We have already used information gained from this attack to make infrastructure and architectural improvements that enhance security for Google and for our users. In terms of individual users, we would advise people to deploy reputable anti-virus and anti-spyware programs on their computers, to install patches for their operating systems and to update their web browsers. Always be cautious when clicking on links appearing in instant messages and emails, or when asked to share personal information like passwords online. You can read more here about our cyber-security recommendations. People wanting to learn more about these kinds of attacks can read this U.S. government report (PDF), Nart Villeneuve’s blog and this presentation on the GhostNet spying incident.

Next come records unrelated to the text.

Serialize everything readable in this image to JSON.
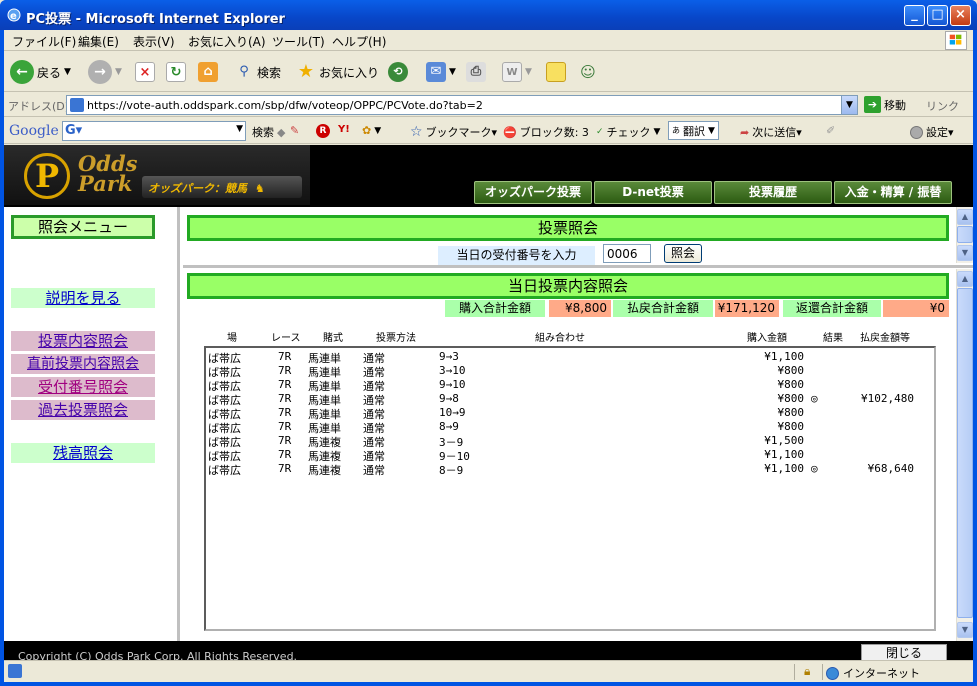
{
  "window": {
    "title": "PC投票 - Microsoft Internet Explorer",
    "minimize": "_",
    "maximize": "□",
    "close": "×"
  },
  "menu": {
    "file": "ファイル(F)",
    "edit": "編集(E)",
    "view": "表示(V)",
    "favorites": "お気に入り(A)",
    "tools": "ツール(T)",
    "help": "ヘルプ(H)"
  },
  "toolbar": {
    "back": "戻る",
    "search": "検索",
    "favorites": "お気に入り"
  },
  "address": {
    "label": "アドレス(D)",
    "url": "https://vote-auth.oddspark.com/sbp/dfw/voteop/OPPC/PCVote.do?tab=2",
    "go": "移動",
    "links": "リンク"
  },
  "google": {
    "logo": "Google",
    "search": "検索",
    "bookmarks": "ブックマーク▾",
    "blocked": "ブロック数: 3",
    "check": "チェック",
    "translate": "翻訳",
    "send": "次に送信▾",
    "settings": "設定▾"
  },
  "site": {
    "logo_top": "Odds",
    "logo_bottom": "Park",
    "logo_sub": "オッズパーク：競馬",
    "nav": [
      "オッズパーク投票",
      "D-net投票",
      "投票履歴",
      "入金・精算 / 振替"
    ]
  },
  "left_menu": {
    "title": "照会メニュー",
    "help": "説明を見る",
    "items": [
      "投票内容照会",
      "直前投票内容照会",
      "受付番号照会",
      "過去投票照会"
    ],
    "balance": "残高照会"
  },
  "query": {
    "title": "投票照会",
    "input_label": "当日の受付番号を入力",
    "input_value": "0006",
    "button": "照会"
  },
  "details": {
    "title": "当日投票内容照会",
    "purchase_label": "購入合計金額",
    "purchase_value": "¥8,800",
    "refund_label": "払戻合計金額",
    "refund_value": "¥171,120",
    "return_label": "返還合計金額",
    "return_value": "¥0",
    "columns": [
      "場",
      "レース",
      "賭式",
      "投票方法",
      "組み合わせ",
      "購入金額",
      "結果",
      "払戻金額等"
    ],
    "rows": [
      [
        "ば帯広",
        "7R",
        "馬連単",
        "通常",
        "9→3",
        "¥1,100",
        "",
        ""
      ],
      [
        "ば帯広",
        "7R",
        "馬連単",
        "通常",
        "3→10",
        "¥800",
        "",
        ""
      ],
      [
        "ば帯広",
        "7R",
        "馬連単",
        "通常",
        "9→10",
        "¥800",
        "",
        ""
      ],
      [
        "ば帯広",
        "7R",
        "馬連単",
        "通常",
        "9→8",
        "¥800",
        "◎",
        "¥102,480"
      ],
      [
        "ば帯広",
        "7R",
        "馬連単",
        "通常",
        "10→9",
        "¥800",
        "",
        ""
      ],
      [
        "ば帯広",
        "7R",
        "馬連単",
        "通常",
        "8→9",
        "¥800",
        "",
        ""
      ],
      [
        "ば帯広",
        "7R",
        "馬連複",
        "通常",
        "3－9",
        "¥1,500",
        "",
        ""
      ],
      [
        "ば帯広",
        "7R",
        "馬連複",
        "通常",
        "9－10",
        "¥1,100",
        "",
        ""
      ],
      [
        "ば帯広",
        "7R",
        "馬連複",
        "通常",
        "8－9",
        "¥1,100",
        "◎",
        "¥68,640"
      ]
    ]
  },
  "footer": {
    "copyright": "Copyright (C) Odds Park Corp. All Rights Reserved.",
    "close": "閉じる"
  },
  "status": {
    "zone": "インターネット"
  }
}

We have taken the unusual step of sharing information about these attacks with a broad audience not just because of the security and human rights implications of what we have unearthed, but also because this information goes to the heart of a much bigger global debate about freedom of speech. In the last two decades, China’s economic reform programs and its citizens’ entrepreneurial flair have lifted hundreds of millions of Chinese people out of poverty. Indeed, this great nation is at the heart of much economic progress and development in the world today.

We launched in January 2006 in the belief that the benefits of increased access to information for people in China and a more open Internet outweighed our discomfort in agreeing to censor some results. At the time we made clear that “we will carefully monitor conditions in China, including new laws and other restrictions on our services. If we determine that we are unable to achieve the objectives outlined we will not hesitate to reconsider our approach to China.”

These attacks and the surveillance they have uncovered–combined with the attempts over the past year to further limit free speech on the web–have led us to conclude that we should review the feasibility of our business operations in China. We have decided we are no longer willing to continue censoring our results on, and so over the next few weeks we will be discussing with the Chinese government the basis on which we could operate an unfiltered search engine within the law, if at all. We recognize that this may well mean having to shut down, and potentially our offices in China.

The decision to review our business operations in China has been incredibly hard, and we know that it will have potentially far-reaching consequences. We want to make clear that this move was driven by our executives in the United States, without the knowledge or involvement of our employees in China who have worked incredibly hard to make the success it is today. We are committed to working responsibly to resolve the very difficult issues raised.

Posted by David Drummond, SVP, Corporate Development and Chief Legal Officer”